This task calls for copying every line in the data below that contains the word "Военвхорства".

**Given information**
________
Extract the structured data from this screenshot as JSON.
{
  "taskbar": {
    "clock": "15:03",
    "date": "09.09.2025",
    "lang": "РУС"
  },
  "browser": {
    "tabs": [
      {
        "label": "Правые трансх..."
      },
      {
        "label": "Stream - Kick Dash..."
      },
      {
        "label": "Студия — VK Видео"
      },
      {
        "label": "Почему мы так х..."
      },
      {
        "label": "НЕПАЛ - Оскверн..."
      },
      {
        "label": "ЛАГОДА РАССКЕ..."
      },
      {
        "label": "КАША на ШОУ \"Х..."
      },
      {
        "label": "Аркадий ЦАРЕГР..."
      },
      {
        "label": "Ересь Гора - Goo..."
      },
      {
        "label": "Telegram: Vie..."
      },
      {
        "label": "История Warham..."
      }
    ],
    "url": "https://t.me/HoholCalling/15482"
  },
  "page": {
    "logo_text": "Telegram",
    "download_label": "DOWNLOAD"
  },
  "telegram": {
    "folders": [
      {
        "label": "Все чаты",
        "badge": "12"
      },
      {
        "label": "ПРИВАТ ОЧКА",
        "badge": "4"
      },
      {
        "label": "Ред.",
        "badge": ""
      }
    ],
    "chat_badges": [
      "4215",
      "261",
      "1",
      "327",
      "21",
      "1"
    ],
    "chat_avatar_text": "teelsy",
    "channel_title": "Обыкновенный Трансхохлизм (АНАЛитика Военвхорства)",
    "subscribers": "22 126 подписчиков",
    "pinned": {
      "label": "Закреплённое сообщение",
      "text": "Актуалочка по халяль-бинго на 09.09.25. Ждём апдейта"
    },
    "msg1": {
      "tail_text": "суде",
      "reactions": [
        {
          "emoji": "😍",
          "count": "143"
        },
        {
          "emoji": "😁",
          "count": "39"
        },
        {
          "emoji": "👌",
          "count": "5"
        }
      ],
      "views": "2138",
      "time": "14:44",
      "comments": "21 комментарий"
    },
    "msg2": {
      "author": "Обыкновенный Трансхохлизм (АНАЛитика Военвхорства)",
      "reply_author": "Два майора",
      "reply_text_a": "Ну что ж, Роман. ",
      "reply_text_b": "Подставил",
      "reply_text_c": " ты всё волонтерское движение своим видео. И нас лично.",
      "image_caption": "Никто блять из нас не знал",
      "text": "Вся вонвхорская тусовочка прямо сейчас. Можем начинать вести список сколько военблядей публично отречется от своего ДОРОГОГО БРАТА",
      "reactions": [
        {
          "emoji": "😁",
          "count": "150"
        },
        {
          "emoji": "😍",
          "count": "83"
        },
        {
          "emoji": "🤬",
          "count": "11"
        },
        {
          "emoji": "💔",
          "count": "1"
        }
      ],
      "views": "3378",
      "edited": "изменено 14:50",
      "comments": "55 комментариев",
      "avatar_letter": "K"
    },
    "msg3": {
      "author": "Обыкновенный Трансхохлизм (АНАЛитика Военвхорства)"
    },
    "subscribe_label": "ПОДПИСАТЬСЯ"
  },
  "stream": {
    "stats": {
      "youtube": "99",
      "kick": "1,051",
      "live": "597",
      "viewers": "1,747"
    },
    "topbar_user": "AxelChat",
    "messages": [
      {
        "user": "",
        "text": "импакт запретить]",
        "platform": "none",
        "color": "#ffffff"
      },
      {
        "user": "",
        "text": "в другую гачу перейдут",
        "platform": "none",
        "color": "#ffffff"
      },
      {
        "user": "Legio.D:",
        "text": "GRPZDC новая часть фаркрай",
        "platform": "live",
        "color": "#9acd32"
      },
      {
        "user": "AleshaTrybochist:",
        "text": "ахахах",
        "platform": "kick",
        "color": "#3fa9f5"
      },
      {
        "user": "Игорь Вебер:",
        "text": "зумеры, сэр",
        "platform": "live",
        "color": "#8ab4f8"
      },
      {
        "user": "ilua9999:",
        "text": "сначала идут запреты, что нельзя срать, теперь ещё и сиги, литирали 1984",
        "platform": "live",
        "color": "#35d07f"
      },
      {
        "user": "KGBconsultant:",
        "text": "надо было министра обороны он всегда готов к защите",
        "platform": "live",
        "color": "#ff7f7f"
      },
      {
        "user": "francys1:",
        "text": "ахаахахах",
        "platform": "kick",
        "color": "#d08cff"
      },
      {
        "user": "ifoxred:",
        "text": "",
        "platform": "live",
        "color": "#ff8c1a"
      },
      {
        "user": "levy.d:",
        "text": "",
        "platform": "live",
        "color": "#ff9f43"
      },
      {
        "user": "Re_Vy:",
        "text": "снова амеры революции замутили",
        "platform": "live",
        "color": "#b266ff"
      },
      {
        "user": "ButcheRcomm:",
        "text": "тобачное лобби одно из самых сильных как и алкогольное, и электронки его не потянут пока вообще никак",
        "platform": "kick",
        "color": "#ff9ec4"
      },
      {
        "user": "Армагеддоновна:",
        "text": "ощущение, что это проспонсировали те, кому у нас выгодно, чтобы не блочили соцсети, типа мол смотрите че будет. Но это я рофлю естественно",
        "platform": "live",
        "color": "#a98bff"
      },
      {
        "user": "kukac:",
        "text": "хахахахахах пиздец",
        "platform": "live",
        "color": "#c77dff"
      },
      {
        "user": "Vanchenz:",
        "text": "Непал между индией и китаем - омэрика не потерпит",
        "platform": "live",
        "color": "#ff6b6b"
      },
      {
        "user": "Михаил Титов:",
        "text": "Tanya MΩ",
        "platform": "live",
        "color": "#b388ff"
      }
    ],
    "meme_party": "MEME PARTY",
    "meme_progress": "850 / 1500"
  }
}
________
**Answer section**
    "channel_title": "Обыкновенный Трансхохлизм (АНАЛитика Военвхорства)",
      "author": "Обыкновенный Трансхохлизм (АНАЛитика Военвхорства)",
      "author": "Обыкновенный Трансхохлизм (АНАЛитика Военвхорства)"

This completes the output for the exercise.